The family has been involved with Indiana's Run for the Fallen the past few years. Moser's nephew (Jo's brother's son) U.S. Marine Corps Lance Cpl. Andrew F. Whitacre was killed in Afghanistan on June 19, 2008, and has been honored by the run in Bryant, north of Portland.

The family has stood by the mile marker with Whitacre's name and has served catered meals to the runners when they stop over for the night in Portland.

“I've been at the stopping point at Bryant with my wife and also that evening when the runners and some of the Gold Star families,” Bill Schabacker said. “They had a dinner in Portland at the American Legion, and I've helped to serve the food and the families.

“I feel like it's an honor to do this.
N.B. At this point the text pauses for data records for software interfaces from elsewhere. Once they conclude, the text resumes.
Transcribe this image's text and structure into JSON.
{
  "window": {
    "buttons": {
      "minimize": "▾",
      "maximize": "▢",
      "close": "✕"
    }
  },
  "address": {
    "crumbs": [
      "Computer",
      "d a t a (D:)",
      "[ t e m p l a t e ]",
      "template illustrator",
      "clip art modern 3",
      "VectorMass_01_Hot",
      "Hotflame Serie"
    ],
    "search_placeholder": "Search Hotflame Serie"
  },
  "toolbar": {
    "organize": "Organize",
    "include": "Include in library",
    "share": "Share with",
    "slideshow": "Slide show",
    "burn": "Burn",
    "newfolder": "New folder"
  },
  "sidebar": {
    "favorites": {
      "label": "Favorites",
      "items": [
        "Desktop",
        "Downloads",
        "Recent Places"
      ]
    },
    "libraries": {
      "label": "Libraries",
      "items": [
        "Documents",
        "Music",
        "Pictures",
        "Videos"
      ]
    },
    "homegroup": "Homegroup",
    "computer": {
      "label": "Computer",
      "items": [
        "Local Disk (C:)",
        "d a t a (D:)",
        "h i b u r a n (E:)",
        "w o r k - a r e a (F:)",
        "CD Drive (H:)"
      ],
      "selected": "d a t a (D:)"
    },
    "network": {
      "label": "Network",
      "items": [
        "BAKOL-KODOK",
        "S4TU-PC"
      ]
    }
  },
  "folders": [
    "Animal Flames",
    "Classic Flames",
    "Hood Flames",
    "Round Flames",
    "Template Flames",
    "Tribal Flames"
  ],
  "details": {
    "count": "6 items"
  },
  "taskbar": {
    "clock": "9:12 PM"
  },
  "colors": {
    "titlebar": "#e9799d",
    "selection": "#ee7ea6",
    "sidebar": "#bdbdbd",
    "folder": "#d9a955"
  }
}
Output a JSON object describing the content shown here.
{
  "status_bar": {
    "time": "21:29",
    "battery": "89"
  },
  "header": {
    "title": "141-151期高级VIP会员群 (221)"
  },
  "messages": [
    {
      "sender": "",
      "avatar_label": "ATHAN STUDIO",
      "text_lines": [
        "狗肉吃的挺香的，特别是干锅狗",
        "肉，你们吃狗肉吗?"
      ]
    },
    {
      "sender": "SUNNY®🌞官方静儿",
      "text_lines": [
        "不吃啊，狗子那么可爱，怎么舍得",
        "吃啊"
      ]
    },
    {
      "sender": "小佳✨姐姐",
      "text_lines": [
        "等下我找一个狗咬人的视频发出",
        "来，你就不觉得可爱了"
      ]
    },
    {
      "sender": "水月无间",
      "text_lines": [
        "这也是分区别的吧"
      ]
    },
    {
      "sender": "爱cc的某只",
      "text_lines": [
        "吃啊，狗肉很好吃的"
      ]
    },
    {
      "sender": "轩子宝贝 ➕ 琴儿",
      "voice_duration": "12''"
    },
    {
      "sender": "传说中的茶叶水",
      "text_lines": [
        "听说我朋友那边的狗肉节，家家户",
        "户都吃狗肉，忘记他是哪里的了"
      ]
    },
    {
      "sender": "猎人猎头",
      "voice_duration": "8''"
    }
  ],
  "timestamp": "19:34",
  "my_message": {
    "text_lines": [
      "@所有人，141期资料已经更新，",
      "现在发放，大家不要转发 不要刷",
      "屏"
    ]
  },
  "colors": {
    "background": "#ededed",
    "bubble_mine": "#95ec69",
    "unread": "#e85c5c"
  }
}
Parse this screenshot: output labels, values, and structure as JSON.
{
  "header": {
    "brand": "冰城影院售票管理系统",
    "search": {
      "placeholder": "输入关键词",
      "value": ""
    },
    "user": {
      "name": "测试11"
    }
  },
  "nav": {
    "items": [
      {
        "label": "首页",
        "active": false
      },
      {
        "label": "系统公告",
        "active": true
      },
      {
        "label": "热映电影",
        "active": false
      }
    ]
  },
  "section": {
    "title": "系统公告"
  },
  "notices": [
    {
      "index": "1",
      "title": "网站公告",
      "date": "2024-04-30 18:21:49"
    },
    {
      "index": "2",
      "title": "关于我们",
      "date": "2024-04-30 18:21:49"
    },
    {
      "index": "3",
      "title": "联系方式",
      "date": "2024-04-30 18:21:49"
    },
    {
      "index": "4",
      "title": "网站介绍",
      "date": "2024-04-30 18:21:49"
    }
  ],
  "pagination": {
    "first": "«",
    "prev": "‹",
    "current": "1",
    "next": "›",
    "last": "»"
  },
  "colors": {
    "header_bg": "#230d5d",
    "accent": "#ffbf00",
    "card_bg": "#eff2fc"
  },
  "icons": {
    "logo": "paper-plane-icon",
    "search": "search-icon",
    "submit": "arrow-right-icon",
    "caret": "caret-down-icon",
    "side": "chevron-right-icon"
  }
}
I get kind of emotional when I talk about it or even participate in it. It's because these are our friends and family and neighbors that are honoring and keeping our lives free here.”

Honor and remember

Fort Wayne's Frank Murphy, whose father was in the U.S. Air Force, has participated in the running portion in Indiana the last three years and will do so again this year when the route is in Indiana on June 20-30.

“The worry is that people will forget that they were ever here,” he said. “The last time their names are spoken out loud, that's when they're truly forgotten. We're going to say their name out loud. If it raises awareness, that's great, if it inspires somebody, whatever else it does. Those are all nice auxiliary benefits. The reason and purpose is to honor and remember those that never came home.”

Murphy is a distance runner and provides a different sort of guidance for those who aren't quite as trained in how to approach anywhere from 12 to 24 miles of running.

“What's cool about my particular ability, having an ultra (running) background, I can be on a team with two or three other vets who don't have a lot of distance running experience,” he said, “and I can set a pace and provide a leadership for the running side of things. There's just things that aren't appropriate to me. I'd rather have a veteran do this, somebody who's closer to it. There's a way for everyone to be involved. I like to go out and run but this is a way for me to give back, just a little bit.”

For those interested in becoming involved with the Run for the Fallen, go to